Judges Rule Against Canadian Provincial Health Ministers: They Are Not Above The Law
Society deserves legal standing
Facing a civil suit over constitutionality of public health orders
B.C. – which already fired over 2500 healthcare workers – continues to terminate government workers over vaccine mandates, even as it seeks to fill gaps in its workforce by expediting the certification of foreign-trained nurses. (May 8, 2022)
Two rulings in the past two weeks suggest that provincial health officers are not above the law, with judges in British Columbia and Alberta issuing crucial decisions against Dr. Bonnie Henry and Dr. Deena Hinshaw.
This week, a B.C. judge ruled that Henry must face a class-action constitutional challenge to several of her health orders under COVID-19, and that he would not throw the challenge out of court as Henry’s lawyers had requested. .
The petition was put forward by the Canadian Society for the Advancement of Science in Public Policy (CSASPP) – an organization that says it includes at least 41 healthcare professionals. CSASPP argues that Henry’s mandatory vaccination orders for healthcare workers are unconstitutional, and that they did not provide reasonable alternatives to vaccination, including rapid testing and religious or medical exemptions.
Ignorance of the law excuses no one; for all are presumed to know those things to which all consent.
No public official is above the law S.C.R. 121
Roncarelli v. Duplessis,  S.C.R. 121, was a landmark constitutional decision of the Supreme Court of Canada where the Court held that Maurice Duplessis, then premier of Quebec, had overstepped his authority by revoking the liquor license of a Jehovah's Witness. Justice Ivan Rand wrote in his often-quoted reasons that the unwritten constitutional principle of the "rule of law" meant no public official was above the law and so could neither suspend nor dispense it. Although Duplessis had authority under the relevant legislation, his decision was not based on any factors related to the operation of the license but was made for unrelated reasons and so was held to be exercised arbitrarily and without good faith.
The six judges who sided with Roncarelli used different legal reasoning to reach their decision. Three judges wrote that Duplessis had ordered the cancellation outside his authority as premier; two judges stated that although Duplessis had the power to order the cancellation, he had done so in bad faith; and the sixth judge concluded the premier was not entitled to immunity as a public official.
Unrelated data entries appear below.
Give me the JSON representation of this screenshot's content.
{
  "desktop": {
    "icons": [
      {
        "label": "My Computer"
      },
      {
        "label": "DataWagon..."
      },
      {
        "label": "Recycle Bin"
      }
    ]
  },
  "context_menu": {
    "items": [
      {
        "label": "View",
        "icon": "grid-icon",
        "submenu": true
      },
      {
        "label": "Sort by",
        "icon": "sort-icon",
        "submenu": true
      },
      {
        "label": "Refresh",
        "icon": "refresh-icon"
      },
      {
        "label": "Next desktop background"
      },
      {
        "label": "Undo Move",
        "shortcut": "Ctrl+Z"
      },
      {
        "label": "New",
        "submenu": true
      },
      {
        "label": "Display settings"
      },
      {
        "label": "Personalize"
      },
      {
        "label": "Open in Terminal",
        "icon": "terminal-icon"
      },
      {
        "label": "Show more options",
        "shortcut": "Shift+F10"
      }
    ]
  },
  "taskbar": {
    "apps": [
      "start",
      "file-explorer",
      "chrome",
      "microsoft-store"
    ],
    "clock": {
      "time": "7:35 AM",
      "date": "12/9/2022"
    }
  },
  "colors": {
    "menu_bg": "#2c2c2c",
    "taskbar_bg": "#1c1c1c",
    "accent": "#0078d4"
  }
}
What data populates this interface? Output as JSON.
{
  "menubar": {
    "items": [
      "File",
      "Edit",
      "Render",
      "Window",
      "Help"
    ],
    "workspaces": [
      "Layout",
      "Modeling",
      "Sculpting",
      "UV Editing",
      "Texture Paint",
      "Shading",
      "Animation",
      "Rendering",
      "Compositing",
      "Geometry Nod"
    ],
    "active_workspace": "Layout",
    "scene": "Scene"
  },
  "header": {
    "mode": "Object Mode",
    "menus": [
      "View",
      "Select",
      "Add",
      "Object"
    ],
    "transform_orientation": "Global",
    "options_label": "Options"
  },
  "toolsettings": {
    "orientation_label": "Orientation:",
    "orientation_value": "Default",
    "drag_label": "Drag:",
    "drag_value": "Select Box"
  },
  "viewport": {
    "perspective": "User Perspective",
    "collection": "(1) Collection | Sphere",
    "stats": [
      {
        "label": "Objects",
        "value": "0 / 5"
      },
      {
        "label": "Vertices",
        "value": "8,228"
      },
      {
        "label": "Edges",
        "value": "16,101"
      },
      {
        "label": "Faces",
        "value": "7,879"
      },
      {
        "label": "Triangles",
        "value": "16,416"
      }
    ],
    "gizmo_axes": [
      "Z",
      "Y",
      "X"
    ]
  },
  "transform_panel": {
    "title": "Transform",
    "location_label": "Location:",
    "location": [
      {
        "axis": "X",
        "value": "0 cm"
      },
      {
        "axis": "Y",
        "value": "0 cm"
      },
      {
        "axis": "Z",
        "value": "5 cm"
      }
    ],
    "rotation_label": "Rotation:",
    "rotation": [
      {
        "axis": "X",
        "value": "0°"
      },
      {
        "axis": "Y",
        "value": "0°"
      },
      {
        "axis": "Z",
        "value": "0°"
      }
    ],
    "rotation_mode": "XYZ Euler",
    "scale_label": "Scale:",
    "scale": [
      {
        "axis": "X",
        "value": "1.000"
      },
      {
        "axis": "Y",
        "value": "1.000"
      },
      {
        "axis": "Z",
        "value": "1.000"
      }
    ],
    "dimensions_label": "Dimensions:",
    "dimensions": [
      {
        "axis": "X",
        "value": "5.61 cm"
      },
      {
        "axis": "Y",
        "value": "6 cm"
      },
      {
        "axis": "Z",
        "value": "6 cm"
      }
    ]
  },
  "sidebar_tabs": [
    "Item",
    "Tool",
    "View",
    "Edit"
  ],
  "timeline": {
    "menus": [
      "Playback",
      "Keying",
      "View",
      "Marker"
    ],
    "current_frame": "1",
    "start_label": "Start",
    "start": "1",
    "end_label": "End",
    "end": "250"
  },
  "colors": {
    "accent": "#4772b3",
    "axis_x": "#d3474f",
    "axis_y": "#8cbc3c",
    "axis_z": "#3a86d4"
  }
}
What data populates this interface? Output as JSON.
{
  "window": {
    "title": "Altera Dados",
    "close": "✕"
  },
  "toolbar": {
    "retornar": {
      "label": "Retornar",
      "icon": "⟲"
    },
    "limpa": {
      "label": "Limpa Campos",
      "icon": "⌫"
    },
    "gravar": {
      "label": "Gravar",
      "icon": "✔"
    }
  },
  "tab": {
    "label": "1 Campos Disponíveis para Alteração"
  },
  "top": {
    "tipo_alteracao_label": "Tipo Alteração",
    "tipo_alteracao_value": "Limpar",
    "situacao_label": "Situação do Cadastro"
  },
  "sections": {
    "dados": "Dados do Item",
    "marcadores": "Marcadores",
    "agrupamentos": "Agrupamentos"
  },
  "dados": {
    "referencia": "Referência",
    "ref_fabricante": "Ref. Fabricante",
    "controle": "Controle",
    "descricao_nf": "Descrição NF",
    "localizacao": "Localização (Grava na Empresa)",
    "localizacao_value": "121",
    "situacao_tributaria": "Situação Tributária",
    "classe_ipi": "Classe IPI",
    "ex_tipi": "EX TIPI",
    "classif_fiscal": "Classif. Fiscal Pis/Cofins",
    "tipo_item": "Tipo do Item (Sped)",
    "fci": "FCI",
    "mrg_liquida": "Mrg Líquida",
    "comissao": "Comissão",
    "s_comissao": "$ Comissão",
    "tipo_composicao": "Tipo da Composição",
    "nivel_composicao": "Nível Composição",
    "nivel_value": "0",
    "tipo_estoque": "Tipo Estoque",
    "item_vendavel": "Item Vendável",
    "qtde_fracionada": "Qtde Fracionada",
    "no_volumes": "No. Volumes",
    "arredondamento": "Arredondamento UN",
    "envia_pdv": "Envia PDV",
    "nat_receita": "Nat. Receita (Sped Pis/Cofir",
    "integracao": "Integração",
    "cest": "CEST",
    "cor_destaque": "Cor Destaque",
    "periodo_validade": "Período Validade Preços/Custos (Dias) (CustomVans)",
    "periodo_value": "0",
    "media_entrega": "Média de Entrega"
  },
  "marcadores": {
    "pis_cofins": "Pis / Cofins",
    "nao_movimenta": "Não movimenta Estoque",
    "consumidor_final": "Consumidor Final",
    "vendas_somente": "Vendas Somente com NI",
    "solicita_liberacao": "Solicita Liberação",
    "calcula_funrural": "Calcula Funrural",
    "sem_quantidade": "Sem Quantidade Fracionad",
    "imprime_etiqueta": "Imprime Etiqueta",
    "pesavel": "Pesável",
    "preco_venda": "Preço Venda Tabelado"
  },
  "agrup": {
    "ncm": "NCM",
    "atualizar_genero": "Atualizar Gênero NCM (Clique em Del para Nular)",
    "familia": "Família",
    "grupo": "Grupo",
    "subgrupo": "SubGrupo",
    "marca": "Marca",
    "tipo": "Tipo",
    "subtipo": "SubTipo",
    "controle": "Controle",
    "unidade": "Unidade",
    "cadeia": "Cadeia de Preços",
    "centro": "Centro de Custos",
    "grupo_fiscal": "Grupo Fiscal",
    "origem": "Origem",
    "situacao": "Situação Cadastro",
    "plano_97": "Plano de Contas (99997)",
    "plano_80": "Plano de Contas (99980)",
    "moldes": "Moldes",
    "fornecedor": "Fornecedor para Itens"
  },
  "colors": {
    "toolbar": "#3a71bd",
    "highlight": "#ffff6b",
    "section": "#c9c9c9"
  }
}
Roncarelli’s son maintained it was a significant moral victory in his father's struggle against the system.
Thanks for reading Our Greater Destiny Blog! Subscribe for free to receive new posts during these shifting times. TY!
Without Prejudice and Without Recourse
Doreen A Agostino
Archive - Our Greater Destiny Blog